Toyota must target media
by Stephan Shakespeare in Automotive, BrandIndex, Commentary, Consumer and Editor's picks
Wed January 30, 2013 10:06 a.m. GMT
YouGov CEO, Stephan Shakespeare, suggests Toyota should target the media to aid its recovery
In October 2012 Toyota recalled 7.4 million cars due to an electric window fault. The recall had an immediate impact on perception of the brand, according to our surveys.
The YouGov Impression measure on BrandIndex dropped from the mid +20s to the mid-teens – a small yet significant fall in perception.
Knowing exactly which consumers switched their view from positive to negative would be key to informing Toyota’s response to the crisis. By taking the people we know were positive about Toyota back in the summer and we know are now negative, and overlaying all the other data that we hold on them – profiling information, media consumption, car ownership – I can focus on the precise type of people that Toyota lost and need to win back.

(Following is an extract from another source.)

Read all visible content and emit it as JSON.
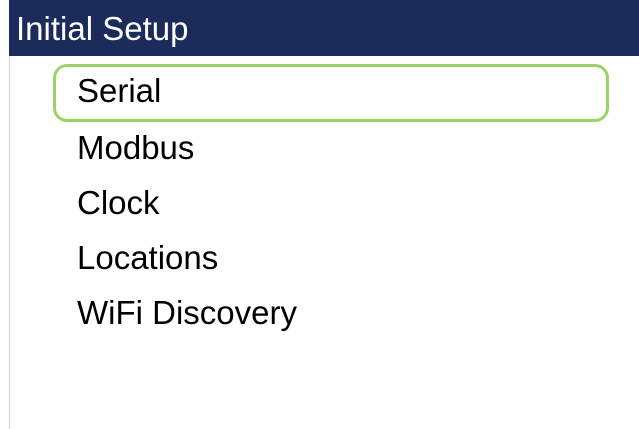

Driving up new customers
From this I have drawn a number of conclusions – current customers have remained positive, so it is only potential customers they need to worry about.

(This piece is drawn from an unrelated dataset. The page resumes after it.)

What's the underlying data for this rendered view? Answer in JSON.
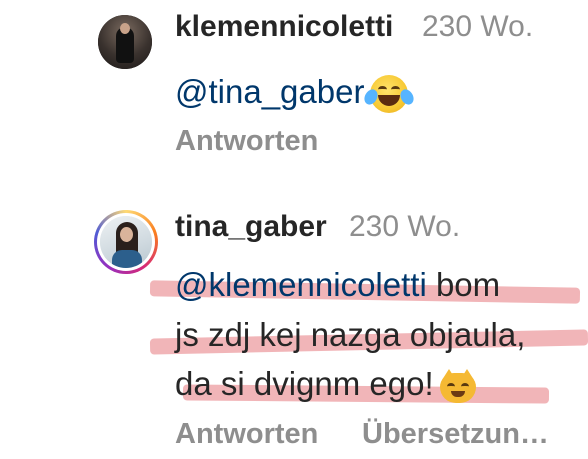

Those that have become negative have lost confidence in the brand’s reliability so regaining that perception of reliability is the key.
But the conclusion that I want to focus on is this: who are the people who have turned negative? There is one clear story – they are people who interact with news – 90% watch TV news and 59% are broadsheet readers.
Negative switchers chart
Toyota has suffered a news-based crisis. I would advise responding with a media campaign targeting the news media in order to regain the lost perception. This ability to target with ever greater precision is what the new world of connected data offers, and the winners of the future will be the companies who understand and harness this.
Predicting the future
Speaking of winners, I must boast about a recent YouGov win – YouGov's InvestorView prediction of fourth quarter iPhone sales made three weeks before Apple’s announcement was within 0.05% of actual sales, demonstrating that consumer insight can effectively be used to predict the future.